Eswatini king appoints new prime minister

play article
Subscribers can listen to this article
King Mswati III has appointed a new prime minister for Eswatini.
King Mswati III has appointed a new prime minister for Eswatini.
  • King Mswati III announced that Cleopas Dlamini is the new Eswatini prime minister.
  • The announcement was made during the king’s first public address on recent protests.
  • Protesters had been calling for the right to elect their own prime minister.

King Mswati III announced a new prime minister for Eswatini on Friday.

During a national dialogue to address the unrest in the country, the king announced that Cleopas Dlamini would be the country’s new prime minister.

Dlamini is chief executive officer of the Public Service Pension Fund, and becomes the eleventh prime minister appointed by the king.

READ | South African PR firm cuts ties with Eswatini government

Dlamini replaces acting prime minister Themba Masuku, who took over after Ambrose Dlamini succumbed to Covid-19 in December last year.

The announcement was made during a sibaya, a traditional forum for public dialogue. It was the first time the king had addressed the violent protests in the country that have led to the deaths of at least 50 people.

ANALYSIS | Eswatini, Africa's last absolute monarchy, reaches a point of no return

During his address at the Ludzidzini Royal Residence, King Mswati III outlined plans for rebuilding the country and recovering from a loss of at least R3 billion due to arson and looting. He also mocked reports that he was out of the country and attributed his silence to observance of Covid-19 regulations.

The announcement goes against calls from pro-democracy protesters, who demanded electoral reforms that would allow them to choose their own prime minister. While Eswatini citizens can elect a parliamentarian to present their constituency in government, the king reserves the power to elect the prime minister.

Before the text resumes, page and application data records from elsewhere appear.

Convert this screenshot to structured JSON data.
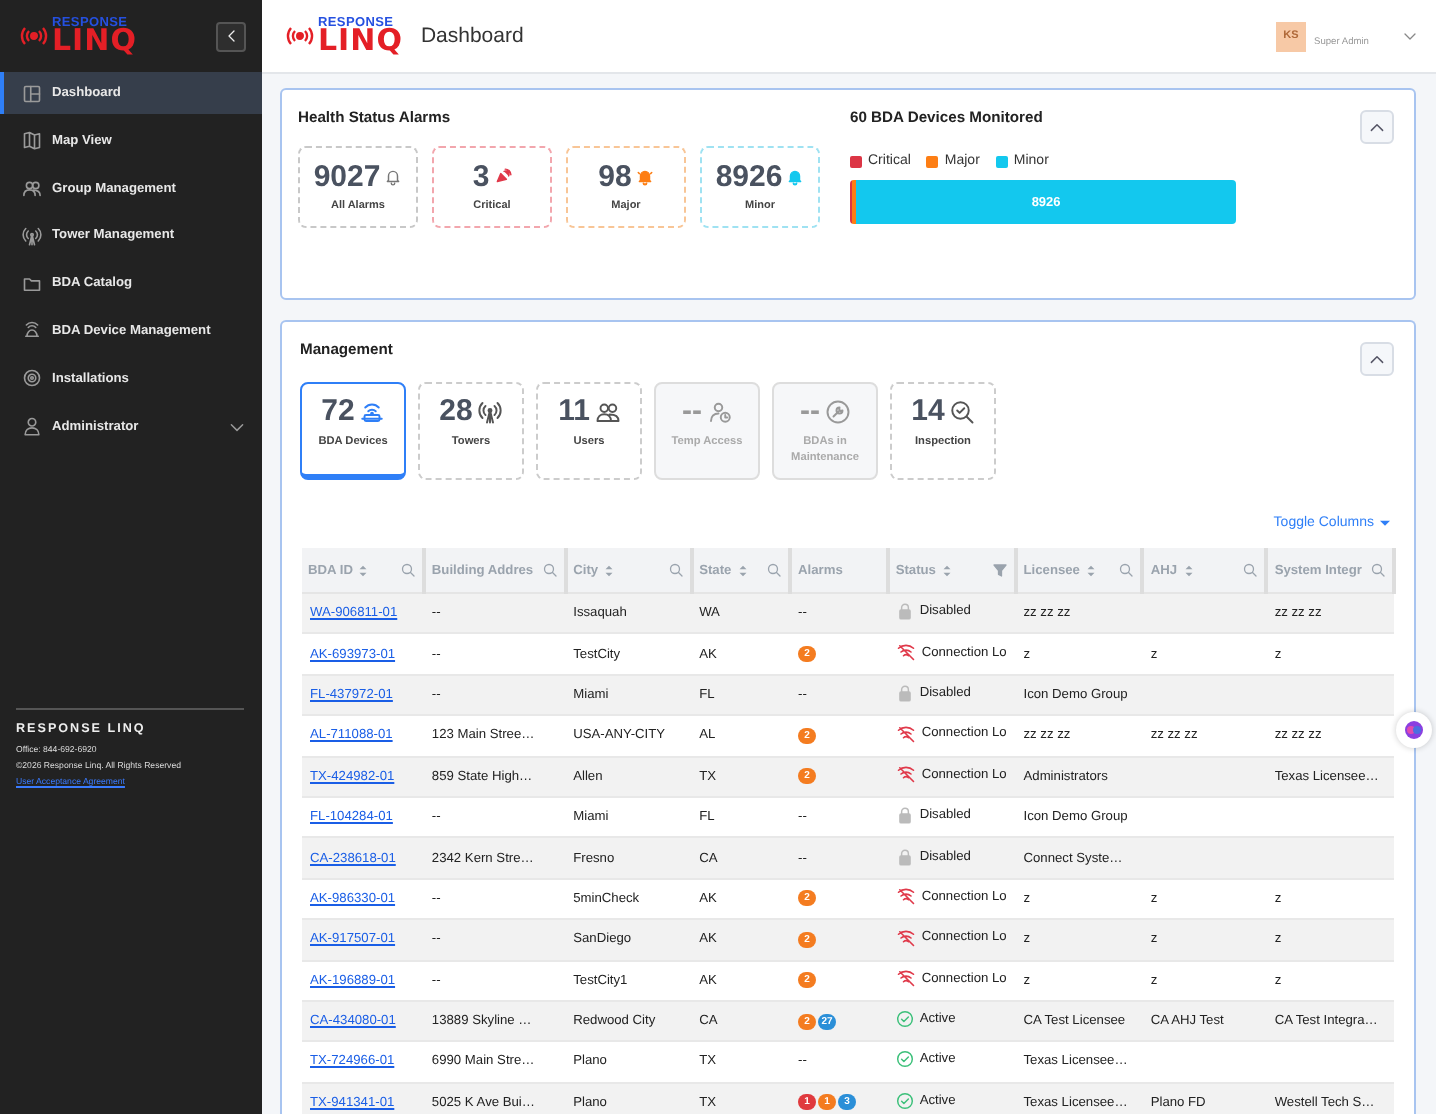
{
  "sidebar": {
    "logo": {
      "top": "RESPONSE",
      "bottom": "LINQ"
    },
    "items": [
      {
        "label": "Dashboard",
        "kind": "dashboard",
        "selected": true
      },
      {
        "label": "Map View",
        "kind": "map",
        "selected": false
      },
      {
        "label": "Group Management",
        "kind": "group",
        "selected": false
      },
      {
        "label": "Tower Management",
        "kind": "tower",
        "selected": false
      },
      {
        "label": "BDA Catalog",
        "kind": "folder",
        "selected": false
      },
      {
        "label": "BDA Device Management",
        "kind": "device",
        "selected": false
      },
      {
        "label": "Installations",
        "kind": "install",
        "selected": false
      },
      {
        "label": "Administrator",
        "kind": "admin",
        "selected": false,
        "expanded": false
      }
    ],
    "footer": {
      "brand": "RESPONSE LINQ",
      "office": "Office: 844-692-6920",
      "copyright": "©2026 Response Linq. All Rights Reserved",
      "link": "User Acceptance Agreement"
    }
  },
  "header": {
    "logo": {
      "top": "RESPONSE",
      "bottom": "LINQ"
    },
    "title": "Dashboard",
    "user": {
      "initials": "KS",
      "role": "Super Admin"
    }
  },
  "health": {
    "title": "Health Status Alarms",
    "expanded": true,
    "tiles": [
      {
        "count": "9027",
        "label": "All Alarms",
        "kind": "all"
      },
      {
        "count": "3",
        "label": "Critical",
        "kind": "critical"
      },
      {
        "count": "98",
        "label": "Major",
        "kind": "major"
      },
      {
        "count": "8926",
        "label": "Minor",
        "kind": "minor"
      }
    ],
    "devices_title": "60 BDA Devices Monitored",
    "legend": [
      {
        "label": "Critical",
        "color": "#dc3545",
        "level": 0.0003
      },
      {
        "label": "Major",
        "color": "#fd7e14",
        "level": 0.011
      },
      {
        "label": "Minor",
        "color": "#13c8ee",
        "level": 0.9887,
        "reading": "8926"
      }
    ]
  },
  "management": {
    "title": "Management",
    "expanded": true,
    "tiles": [
      {
        "count": "72",
        "label": "BDA Devices",
        "kind": "bda",
        "selected": true,
        "disabled": false
      },
      {
        "count": "28",
        "label": "Towers",
        "kind": "tower",
        "selected": false,
        "disabled": false
      },
      {
        "count": "11",
        "label": "Users",
        "kind": "users",
        "selected": false,
        "disabled": false
      },
      {
        "count": "--",
        "label": "Temp Access",
        "kind": "temp",
        "selected": false,
        "disabled": true
      },
      {
        "count": "--",
        "label": "BDAs in Maintenance",
        "kind": "wrench",
        "selected": false,
        "disabled": true
      },
      {
        "count": "14",
        "label": "Inspection",
        "kind": "inspect",
        "selected": false,
        "disabled": false
      }
    ],
    "toggle_columns": "Toggle Columns",
    "table": {
      "columns": [
        {
          "label": "BDA ID",
          "sortable": true,
          "searchable": true,
          "filterable": false
        },
        {
          "label": "Building Addres",
          "sortable": false,
          "searchable": true,
          "filterable": false
        },
        {
          "label": "City",
          "sortable": true,
          "searchable": true,
          "filterable": false
        },
        {
          "label": "State",
          "sortable": true,
          "searchable": true,
          "filterable": false
        },
        {
          "label": "Alarms",
          "sortable": false,
          "searchable": false,
          "filterable": false
        },
        {
          "label": "Status",
          "sortable": true,
          "searchable": false,
          "filterable": true
        },
        {
          "label": "Licensee",
          "sortable": true,
          "searchable": true,
          "filterable": false
        },
        {
          "label": "AHJ",
          "sortable": true,
          "searchable": true,
          "filterable": false
        },
        {
          "label": "System Integr",
          "sortable": false,
          "searchable": true,
          "filterable": false
        }
      ],
      "rows": [
        {
          "id": "WA-906811-01",
          "address": "--",
          "city": "Issaquah",
          "state": "WA",
          "alarms": "--",
          "status": {
            "kind": "disabled",
            "label": "Disabled"
          },
          "licensee": "zz zz zz",
          "integrator": "zz zz zz"
        },
        {
          "id": "AK-693973-01",
          "address": "--",
          "city": "TestCity",
          "state": "AK",
          "alarms": [
            {
              "count": "2",
              "color": "#f47c20"
            }
          ],
          "status": {
            "kind": "lost",
            "label": "Connection Lo"
          },
          "licensee": "z",
          "ahj": "z",
          "integrator": "z"
        },
        {
          "id": "FL-437972-01",
          "address": "--",
          "city": "Miami",
          "state": "FL",
          "alarms": "--",
          "status": {
            "kind": "disabled",
            "label": "Disabled"
          },
          "licensee": "Icon Demo Group"
        },
        {
          "id": "AL-711088-01",
          "address": "123 Main Stree…",
          "city": "USA-ANY-CITY",
          "state": "AL",
          "alarms": [
            {
              "count": "2",
              "color": "#f47c20"
            }
          ],
          "status": {
            "kind": "lost",
            "label": "Connection Lo"
          },
          "licensee": "zz zz zz",
          "ahj": "zz zz zz",
          "integrator": "zz zz zz"
        },
        {
          "id": "TX-424982-01",
          "address": "859 State High…",
          "city": "Allen",
          "state": "TX",
          "alarms": [
            {
              "count": "2",
              "color": "#f47c20"
            }
          ],
          "status": {
            "kind": "lost",
            "label": "Connection Lo"
          },
          "licensee": "Administrators",
          "integrator": "Texas Licensee…"
        },
        {
          "id": "FL-104284-01",
          "address": "--",
          "city": "Miami",
          "state": "FL",
          "alarms": "--",
          "status": {
            "kind": "disabled",
            "label": "Disabled"
          },
          "licensee": "Icon Demo Group"
        },
        {
          "id": "CA-238618-01",
          "address": "2342 Kern Stre…",
          "city": "Fresno",
          "state": "CA",
          "alarms": "--",
          "status": {
            "kind": "disabled",
            "label": "Disabled"
          },
          "licensee": "Connect Syste…"
        },
        {
          "id": "AK-986330-01",
          "address": "--",
          "city": "5minCheck",
          "state": "AK",
          "alarms": [
            {
              "count": "2",
              "color": "#f47c20"
            }
          ],
          "status": {
            "kind": "lost",
            "label": "Connection Lo"
          },
          "licensee": "z",
          "ahj": "z",
          "integrator": "z"
        },
        {
          "id": "AK-917507-01",
          "address": "--",
          "city": "SanDiego",
          "state": "AK",
          "alarms": [
            {
              "count": "2",
              "color": "#f47c20"
            }
          ],
          "status": {
            "kind": "lost",
            "label": "Connection Lo"
          },
          "licensee": "z",
          "ahj": "z",
          "integrator": "z"
        },
        {
          "id": "AK-196889-01",
          "address": "--",
          "city": "TestCity1",
          "state": "AK",
          "alarms": [
            {
              "count": "2",
              "color": "#f47c20"
            }
          ],
          "status": {
            "kind": "lost",
            "label": "Connection Lo"
          },
          "licensee": "z",
          "ahj": "z",
          "integrator": "z"
        },
        {
          "id": "CA-434080-01",
          "address": "13889 Skyline …",
          "city": "Redwood City",
          "state": "CA",
          "alarms": [
            {
              "count": "2",
              "color": "#f47c20"
            },
            {
              "count": "27",
              "color": "#2b8fd8"
            }
          ],
          "status": {
            "kind": "active",
            "label": "Active"
          },
          "licensee": "CA Test Licensee",
          "ahj": "CA AHJ Test",
          "integrator": "CA Test Integra…"
        },
        {
          "id": "TX-724966-01",
          "address": "6990 Main Stre…",
          "city": "Plano",
          "state": "TX",
          "alarms": "--",
          "status": {
            "kind": "active",
            "label": "Active"
          },
          "licensee": "Texas Licensee…"
        },
        {
          "id": "TX-941341-01",
          "address": "5025 K Ave Bui…",
          "city": "Plano",
          "state": "TX",
          "alarms": [
            {
              "count": "1",
              "color": "#e03a3e"
            },
            {
              "count": "1",
              "color": "#f47c20"
            },
            {
              "count": "3",
              "color": "#2b8fd8"
            }
          ],
          "status": {
            "kind": "active",
            "label": "Active"
          },
          "licensee": "Texas Licensee…",
          "ahj": "Plano FD",
          "integrator": "Westell Tech S…"
        }
      ]
    }
  }
}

Just over 20km away, in the commercial capital Manzini, police dispersed protesters who were marching for justice and change.

Dozens gathered at the royal residence for the sibaya. The sibaya, a meeting at the royal kraal, was formalised in the 2005 constitution as a form of public participation in which citizens, regardless of political affiliation, can air their grievance to the king and other leaders. According to the constitution, "the people, through sibaya, constitute the highest policy and advisory council (Libandla) of the nation".

The News24 Africa Desk is supported by the Hanns Seidel Foundation. The stories produced through the Africa Desk and the opinions and statements that may be contained herein do not reflect those of Hanns Seidel Foundation.

We live in a world where facts and fiction get blurred
In times of uncertainty you need journalism you can trust. For 14 free days, you can have access to a world of in-depth analyses, investigative journalism, top opinions and a range of features. Journalism strengthens democracy. Invest in the future today. Thereafter you will be billed R75 per month. You can cancel anytime and if you cancel within 14 days you won't be billed. 
Subscribe to News24
Voting Booth
Zama zama crackdown: What are your thoughts on West Village residents taking the law into their own hands?
Please select an option Oops! Something went wrong, please try again later.
Authorities should bring in the army already
10% - 1288 votes
Illegal miners can't be scapegoated for all crime
51% - 6422 votes
What else did we expect without no proper policing
35% - 4471 votes
Vigilante groups are also part of the problem
3% - 433 votes
Rand - Dollar
Rand - Pound
Rand - Euro
Rand - Aus dollar
Rand - Yen
Brent Crude
Top 40
All Share
Resource 10
Industrial 25
Financial 15
All JSE data delayed by at least 15 minutes Iress logo
Editorial feedback and complaints

Contact the public editor with feedback for our journalists, complaints, queries or suggestions about articles on News24.